That’s why I have two basic rules when it comes to local TV personalities who volunteer their time to join you at your worthy cause.  1) Treat them like a VIP. 2) Make it as easy for them as possible.

Since many fundraising events start in the early evening hours – and the news anchor or reporter will be arriving late due to the fact they just got done with their early evening newscast – have a reserved parking space for them as close to the venue entrance as possible. An orange cone is always an easy target for them to spot and it reserves the parking space.


Keep in mind – if you don’t have a reserved parking space for them they end up parking in the last spot in the lot because they’ll probably be the last to arrive.  They’ll also have to walk the furthest once the event is over. So keep them close – even if you do offer valet parking.

Here are several more helpful hints on how to treat your local celebrities.

Make sure they receive an auction catalog ahead of the event.  This will give them time to study it at their leisure.

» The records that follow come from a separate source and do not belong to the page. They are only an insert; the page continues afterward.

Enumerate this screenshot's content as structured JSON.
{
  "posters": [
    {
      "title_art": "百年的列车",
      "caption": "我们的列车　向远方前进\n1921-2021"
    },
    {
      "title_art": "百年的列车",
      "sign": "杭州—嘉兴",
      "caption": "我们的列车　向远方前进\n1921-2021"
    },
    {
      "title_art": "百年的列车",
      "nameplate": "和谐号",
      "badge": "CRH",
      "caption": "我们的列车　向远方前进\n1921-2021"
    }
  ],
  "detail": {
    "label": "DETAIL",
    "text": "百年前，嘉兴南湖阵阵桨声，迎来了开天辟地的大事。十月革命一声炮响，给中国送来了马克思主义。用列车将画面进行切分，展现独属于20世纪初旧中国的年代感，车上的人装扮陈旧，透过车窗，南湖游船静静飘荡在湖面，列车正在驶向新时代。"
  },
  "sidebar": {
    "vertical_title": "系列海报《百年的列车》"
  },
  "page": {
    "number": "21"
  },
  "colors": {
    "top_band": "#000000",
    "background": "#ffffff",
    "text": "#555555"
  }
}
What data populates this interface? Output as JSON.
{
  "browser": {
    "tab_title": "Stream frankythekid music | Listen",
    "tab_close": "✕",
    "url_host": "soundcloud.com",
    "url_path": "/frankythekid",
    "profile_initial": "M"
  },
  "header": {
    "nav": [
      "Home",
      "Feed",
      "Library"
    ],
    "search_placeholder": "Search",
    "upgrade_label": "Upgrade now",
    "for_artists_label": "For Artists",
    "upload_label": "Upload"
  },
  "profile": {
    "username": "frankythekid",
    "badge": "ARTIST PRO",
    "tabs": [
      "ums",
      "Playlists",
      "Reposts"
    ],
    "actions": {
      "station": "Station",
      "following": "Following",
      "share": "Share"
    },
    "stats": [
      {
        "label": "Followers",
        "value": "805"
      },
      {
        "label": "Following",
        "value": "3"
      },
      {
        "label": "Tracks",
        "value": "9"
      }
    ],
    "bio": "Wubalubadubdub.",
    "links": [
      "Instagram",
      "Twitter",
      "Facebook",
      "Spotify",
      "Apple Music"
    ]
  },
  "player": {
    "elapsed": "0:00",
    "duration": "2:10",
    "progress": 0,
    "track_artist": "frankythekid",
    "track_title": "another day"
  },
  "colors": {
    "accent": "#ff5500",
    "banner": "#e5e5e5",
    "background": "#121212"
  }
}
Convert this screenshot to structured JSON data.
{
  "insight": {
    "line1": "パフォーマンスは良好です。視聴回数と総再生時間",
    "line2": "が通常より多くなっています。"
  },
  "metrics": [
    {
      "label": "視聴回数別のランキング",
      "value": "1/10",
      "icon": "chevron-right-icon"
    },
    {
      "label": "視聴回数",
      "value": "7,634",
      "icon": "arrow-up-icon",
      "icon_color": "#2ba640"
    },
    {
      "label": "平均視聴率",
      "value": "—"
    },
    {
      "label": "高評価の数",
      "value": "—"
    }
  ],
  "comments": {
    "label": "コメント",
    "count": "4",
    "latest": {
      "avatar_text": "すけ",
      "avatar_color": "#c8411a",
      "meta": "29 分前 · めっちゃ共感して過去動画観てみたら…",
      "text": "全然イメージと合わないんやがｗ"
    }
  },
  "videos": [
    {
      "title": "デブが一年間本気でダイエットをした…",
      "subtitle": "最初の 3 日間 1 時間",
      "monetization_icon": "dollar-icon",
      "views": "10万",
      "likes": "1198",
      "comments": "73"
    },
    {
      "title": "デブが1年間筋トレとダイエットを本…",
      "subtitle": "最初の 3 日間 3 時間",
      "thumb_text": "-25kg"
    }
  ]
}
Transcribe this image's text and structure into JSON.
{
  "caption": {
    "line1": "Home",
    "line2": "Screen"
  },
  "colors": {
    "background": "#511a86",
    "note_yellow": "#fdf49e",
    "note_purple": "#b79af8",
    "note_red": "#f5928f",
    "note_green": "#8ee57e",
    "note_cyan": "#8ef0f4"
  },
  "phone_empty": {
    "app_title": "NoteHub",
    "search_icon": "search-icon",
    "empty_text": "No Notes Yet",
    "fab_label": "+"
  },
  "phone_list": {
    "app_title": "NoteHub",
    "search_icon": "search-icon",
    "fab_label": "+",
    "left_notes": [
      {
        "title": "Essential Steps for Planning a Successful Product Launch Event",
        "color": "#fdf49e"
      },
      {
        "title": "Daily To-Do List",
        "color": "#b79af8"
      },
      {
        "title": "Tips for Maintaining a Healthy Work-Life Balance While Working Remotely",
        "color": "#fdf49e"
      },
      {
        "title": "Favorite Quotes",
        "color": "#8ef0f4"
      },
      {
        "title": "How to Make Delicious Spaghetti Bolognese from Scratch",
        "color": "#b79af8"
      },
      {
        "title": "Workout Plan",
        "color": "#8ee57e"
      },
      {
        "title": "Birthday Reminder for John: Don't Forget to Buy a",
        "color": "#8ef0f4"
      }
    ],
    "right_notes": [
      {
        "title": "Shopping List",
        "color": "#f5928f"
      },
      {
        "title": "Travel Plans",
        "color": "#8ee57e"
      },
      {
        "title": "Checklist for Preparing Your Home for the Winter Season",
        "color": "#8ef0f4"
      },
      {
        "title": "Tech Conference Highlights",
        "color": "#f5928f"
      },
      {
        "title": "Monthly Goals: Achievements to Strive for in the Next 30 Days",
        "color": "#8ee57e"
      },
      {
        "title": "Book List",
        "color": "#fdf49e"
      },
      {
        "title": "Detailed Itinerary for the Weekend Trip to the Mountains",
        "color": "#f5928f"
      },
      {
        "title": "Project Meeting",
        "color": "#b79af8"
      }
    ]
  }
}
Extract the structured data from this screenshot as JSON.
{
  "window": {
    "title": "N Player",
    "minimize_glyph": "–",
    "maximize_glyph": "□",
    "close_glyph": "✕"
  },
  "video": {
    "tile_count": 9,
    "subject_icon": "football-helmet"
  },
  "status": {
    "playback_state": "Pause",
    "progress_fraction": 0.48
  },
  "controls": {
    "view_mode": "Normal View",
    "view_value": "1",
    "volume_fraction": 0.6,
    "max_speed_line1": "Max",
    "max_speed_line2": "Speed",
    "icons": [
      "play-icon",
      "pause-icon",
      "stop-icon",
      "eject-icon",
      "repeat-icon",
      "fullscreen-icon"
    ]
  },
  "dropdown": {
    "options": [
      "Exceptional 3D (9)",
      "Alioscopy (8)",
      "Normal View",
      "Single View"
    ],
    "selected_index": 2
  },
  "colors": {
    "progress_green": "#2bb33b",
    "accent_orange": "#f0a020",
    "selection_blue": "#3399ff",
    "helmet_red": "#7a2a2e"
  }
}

Upon their arrival they should be greeted by a charity representative and handed a 3-ring binder with the auction items, notes and timeline clearly spelled out – with their portion highlighted.

And don’t forget to give them a pen to write with or a bottle of water to refresh them.

The celebrity should be escorted to his or her table – preferable as close to the stage as possible.

Time is a precious commodity for everyone. Typically when a celebrity is donating their time, a 2-3 hour commitment is the expectation on their part. If their presence is needed for a longer period of time, this should be discussed in advance.

And finally, present them with a gift card at the end of the event. Remember, not only are they donating their time and talent, but they do have expenses such as travel, hiring a babysitter and buying new clothes – to name just a few.

So treat your local VIPs like the celebrities they are.  Their presence will boost your exposure and make your guests feel they are hobnobbing with TV stars.